Palazzo Medici Riccardi, of Michelozzo, Florence, 1444. Example Florentine palace.
Produced innovations in different fields: both the means of production (techniques and materials in construction) and the architectural language, which resulted in a complete and adequate theorizing.
Villa Farnesina, Peruzzi Baldassarre, 1511. Example Renaissance villa.
Another notes that characterizes this movement is the new attitude of the architects, who spent the anonymity of the craftsman to a new concept of professionalism, scoring in every project his personal style was considered themselves, and eventually get that consideration social, as artists and humanists interdisciplinary, as it corresponded to the conception of the humanist Renaissance. We know little of the developers and the bold Romanesque architects of the great Gothic cathedrals, while not only large Renaissance paintings, but many small buildings or even mere projects were carefully documented since its inception, and surveyed by the writers contemporaries.
The History of Renaissance architecture, as this same, usually divided into two major periods in Italian called the numeral for the years:
- Fifteenth century or the Quattrocento, the early Renaissance, when the figure highlights of Filippo Brunelleschi and Leon Battista Alberti. It is an architecture that aspires to classicism and puts the theoretical underpinnings of the canonization of style which will characterize the next period.
- Sixteenth or Cinquecento, in turn divided into two phases:

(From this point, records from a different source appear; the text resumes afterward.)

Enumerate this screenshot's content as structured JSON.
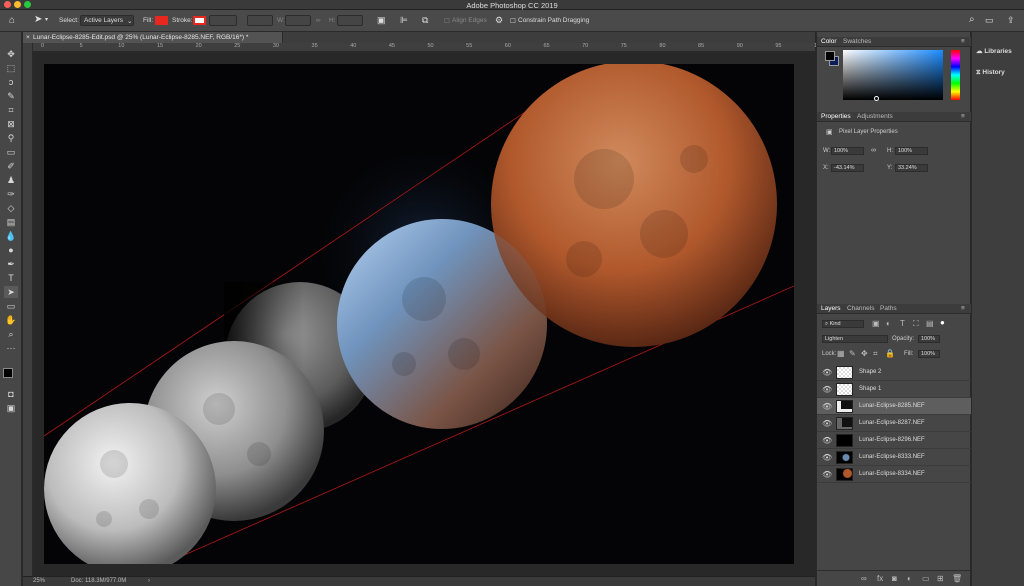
{
  "window": {
    "title": "Adobe Photoshop CC 2019"
  },
  "options_bar": {
    "select_label": "Select:",
    "select_value": "Active Layers",
    "fill_label": "Fill:",
    "stroke_label": "Stroke:",
    "w_label": "W:",
    "h_label": "H:",
    "align_edges": "Align Edges",
    "constrain_path": "Constrain Path Dragging"
  },
  "document_tab": {
    "label": "Lunar-Eclipse-8285-Edit.psd @ 25% (Lunar-Eclipse-8285.NEF, RGB/16*) *"
  },
  "ruler": {
    "marks": [
      "0",
      "5",
      "10",
      "15",
      "20",
      "25",
      "30",
      "35",
      "40",
      "45",
      "50",
      "55",
      "60",
      "65",
      "70",
      "75",
      "80",
      "85",
      "90",
      "95",
      "100"
    ]
  },
  "status": {
    "zoom": "25%",
    "doc": "Doc: 118.3M/977.0M"
  },
  "color_panel": {
    "tabs": [
      "Color",
      "Swatches"
    ]
  },
  "properties_panel": {
    "tabs": [
      "Properties",
      "Adjustments"
    ],
    "subtitle": "Pixel Layer Properties",
    "w_label": "W:",
    "w_value": "100%",
    "h_label": "H:",
    "h_value": "100%",
    "x_label": "X:",
    "x_value": "-43.14%",
    "y_label": "Y:",
    "y_value": "33.24%"
  },
  "layers_panel": {
    "tabs": [
      "Layers",
      "Channels",
      "Paths"
    ],
    "filter": "Kind",
    "blend_mode": "Lighten",
    "opacity_label": "Opacity:",
    "opacity_value": "100%",
    "lock_label": "Lock:",
    "fill_label": "Fill:",
    "fill_value": "100%",
    "layers": [
      {
        "name": "Shape 2"
      },
      {
        "name": "Shape 1"
      },
      {
        "name": "Lunar-Eclipse-8285.NEF"
      },
      {
        "name": "Lunar-Eclipse-8287.NEF"
      },
      {
        "name": "Lunar-Eclipse-8296.NEF"
      },
      {
        "name": "Lunar-Eclipse-8333.NEF"
      },
      {
        "name": "Lunar-Eclipse-8334.NEF"
      }
    ]
  },
  "dock": {
    "libraries": "Libraries",
    "history": "History"
  },
  "colors": {
    "fill": "#e8281e",
    "accent": "#1473e6",
    "selected_layer": "#5e5e5e"
  }
}
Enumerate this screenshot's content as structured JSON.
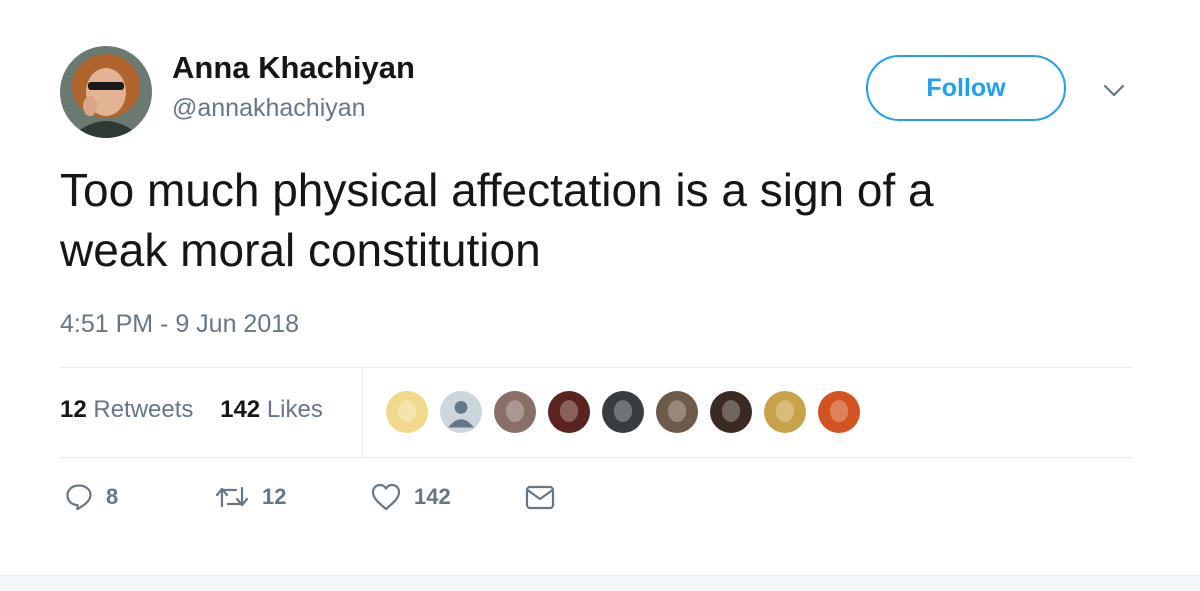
{
  "author": {
    "name": "Anna Khachiyan",
    "handle": "@annakhachiyan"
  },
  "follow_button": {
    "label": "Follow"
  },
  "tweet": {
    "text_line1": "Too much physical affectation is a sign of a",
    "text_line2": "weak moral constitution",
    "timestamp": "4:51 PM - 9 Jun 2018"
  },
  "stats": {
    "retweets_count": "12",
    "retweets_label": "Retweets",
    "likes_count": "142",
    "likes_label": "Likes"
  },
  "likers": [
    {
      "icon": "liker-avatar",
      "color": "#f0d98a"
    },
    {
      "icon": "default-avatar",
      "color": "#ccd6dd"
    },
    {
      "icon": "liker-avatar",
      "color": "#8a6f66"
    },
    {
      "icon": "liker-avatar",
      "color": "#5a2320"
    },
    {
      "icon": "liker-avatar",
      "color": "#3a3d40"
    },
    {
      "icon": "liker-avatar",
      "color": "#6e5a4a"
    },
    {
      "icon": "liker-avatar",
      "color": "#3b2a22"
    },
    {
      "icon": "liker-avatar",
      "color": "#c8a24a"
    },
    {
      "icon": "liker-avatar",
      "color": "#d2531f"
    }
  ],
  "actions": {
    "reply_count": "8",
    "retweet_count": "12",
    "like_count": "142"
  },
  "colors": {
    "accent": "#1da1f2",
    "muted": "#657786",
    "text": "#14171a"
  }
}
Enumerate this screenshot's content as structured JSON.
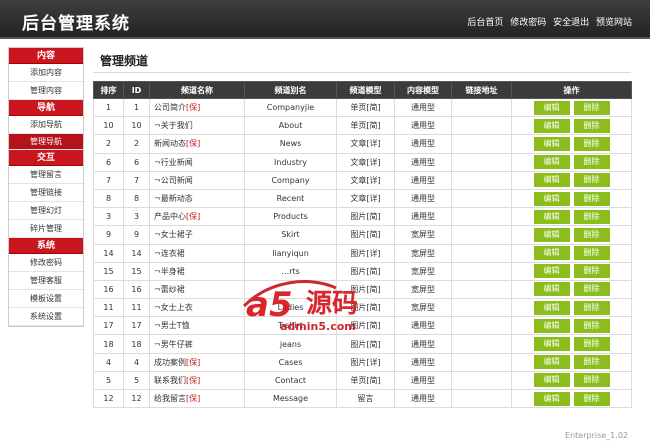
{
  "header": {
    "title": "后台管理系统",
    "links": [
      "后台首页",
      "修改密码",
      "安全退出",
      "预览网站"
    ]
  },
  "sidebar": {
    "groups": [
      {
        "title": "内容",
        "items": [
          "添加内容",
          "管理内容"
        ]
      },
      {
        "title": "导航",
        "items": [
          "添加导航",
          "管理导航"
        ]
      },
      {
        "title": "交互",
        "items": [
          "管理留言",
          "管理链接",
          "管理幻灯",
          "碎片管理"
        ]
      },
      {
        "title": "系统",
        "items": [
          "修改密码",
          "管理客服",
          "模板设置",
          "系统设置"
        ]
      }
    ]
  },
  "main": {
    "title": "管理频道",
    "columns": [
      "排序",
      "ID",
      "频道名称",
      "频道别名",
      "频道模型",
      "内容模型",
      "链接地址",
      "操作"
    ],
    "edit_label": "编辑",
    "delete_label": "删除",
    "rows": [
      {
        "sort": "1",
        "id": "1",
        "name": "公司简介",
        "tag": "[保]",
        "alias": "Companyjie",
        "model": "单页[简]",
        "content": "通用型",
        "link": ""
      },
      {
        "sort": "10",
        "id": "10",
        "name": "¬关于我们",
        "tag": "",
        "alias": "About",
        "model": "单页[简]",
        "content": "通用型",
        "link": ""
      },
      {
        "sort": "2",
        "id": "2",
        "name": "新闻动态",
        "tag": "[保]",
        "alias": "News",
        "model": "文章[详]",
        "content": "通用型",
        "link": ""
      },
      {
        "sort": "6",
        "id": "6",
        "name": "¬行业新闻",
        "tag": "",
        "alias": "Industry",
        "model": "文章[详]",
        "content": "通用型",
        "link": ""
      },
      {
        "sort": "7",
        "id": "7",
        "name": "¬公司新闻",
        "tag": "",
        "alias": "Company",
        "model": "文章[详]",
        "content": "通用型",
        "link": ""
      },
      {
        "sort": "8",
        "id": "8",
        "name": "¬最新动态",
        "tag": "",
        "alias": "Recent",
        "model": "文章[详]",
        "content": "通用型",
        "link": ""
      },
      {
        "sort": "3",
        "id": "3",
        "name": "产品中心",
        "tag": "[保]",
        "alias": "Products",
        "model": "图片[简]",
        "content": "通用型",
        "link": ""
      },
      {
        "sort": "9",
        "id": "9",
        "name": "¬女士裙子",
        "tag": "",
        "alias": "Skirt",
        "model": "图片[简]",
        "content": "宽屏型",
        "link": ""
      },
      {
        "sort": "14",
        "id": "14",
        "name": "¬连衣裙",
        "tag": "",
        "alias": "lianyiqun",
        "model": "图片[详]",
        "content": "宽屏型",
        "link": ""
      },
      {
        "sort": "15",
        "id": "15",
        "name": "¬半身裙",
        "tag": "",
        "alias": "…rts",
        "model": "图片[简]",
        "content": "宽屏型",
        "link": ""
      },
      {
        "sort": "16",
        "id": "16",
        "name": "¬蕾纱裙",
        "tag": "",
        "alias": "",
        "model": "图片[简]",
        "content": "宽屏型",
        "link": ""
      },
      {
        "sort": "11",
        "id": "11",
        "name": "¬女士上衣",
        "tag": "",
        "alias": "Ladies",
        "model": "图片[简]",
        "content": "宽屏型",
        "link": ""
      },
      {
        "sort": "17",
        "id": "17",
        "name": "¬男士T恤",
        "tag": "",
        "alias": "T-shirt",
        "model": "图片[简]",
        "content": "通用型",
        "link": ""
      },
      {
        "sort": "18",
        "id": "18",
        "name": "¬男牛仔裤",
        "tag": "",
        "alias": "jeans",
        "model": "图片[简]",
        "content": "通用型",
        "link": ""
      },
      {
        "sort": "4",
        "id": "4",
        "name": "成功案例",
        "tag": "[保]",
        "alias": "Cases",
        "model": "图片[详]",
        "content": "通用型",
        "link": ""
      },
      {
        "sort": "5",
        "id": "5",
        "name": "联系我们",
        "tag": "[保]",
        "alias": "Contact",
        "model": "单页[简]",
        "content": "通用型",
        "link": ""
      },
      {
        "sort": "12",
        "id": "12",
        "name": "给我留言",
        "tag": "[保]",
        "alias": "Message",
        "model": "留言",
        "content": "通用型",
        "link": ""
      }
    ]
  },
  "watermark": {
    "logo": "a5",
    "text": "源码",
    "url": "admin5.com"
  },
  "footer": {
    "version": "Enterprise_1.02"
  },
  "colors": {
    "topbar": "#2f2f2f",
    "accent_red": "#c9161f",
    "button_green": "#8bbd1c",
    "table_header": "#3b3b3b"
  }
}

- Completion or maturity phase of the Renaissance middle, covering the first quarter of the century (until the sack of Rome, 1527). During this period, the main Italian architects were involved in various projects of the start of construction of St. Peter (Donnat Bramante, Antonio da Sangallo the Elder, Raphael and Michelangelo).
- Phase of Mannerism: the late Renaissance, from the mid-sixteenth century to the beginning of the seventeenth century (when you start the Baroque architecture). At this stage, following the maniera of Michelangelo, the individuality of the architects begin to overcome the classical theoretical project. Emphasize teachers as Andrea Palladio and Giulio Romano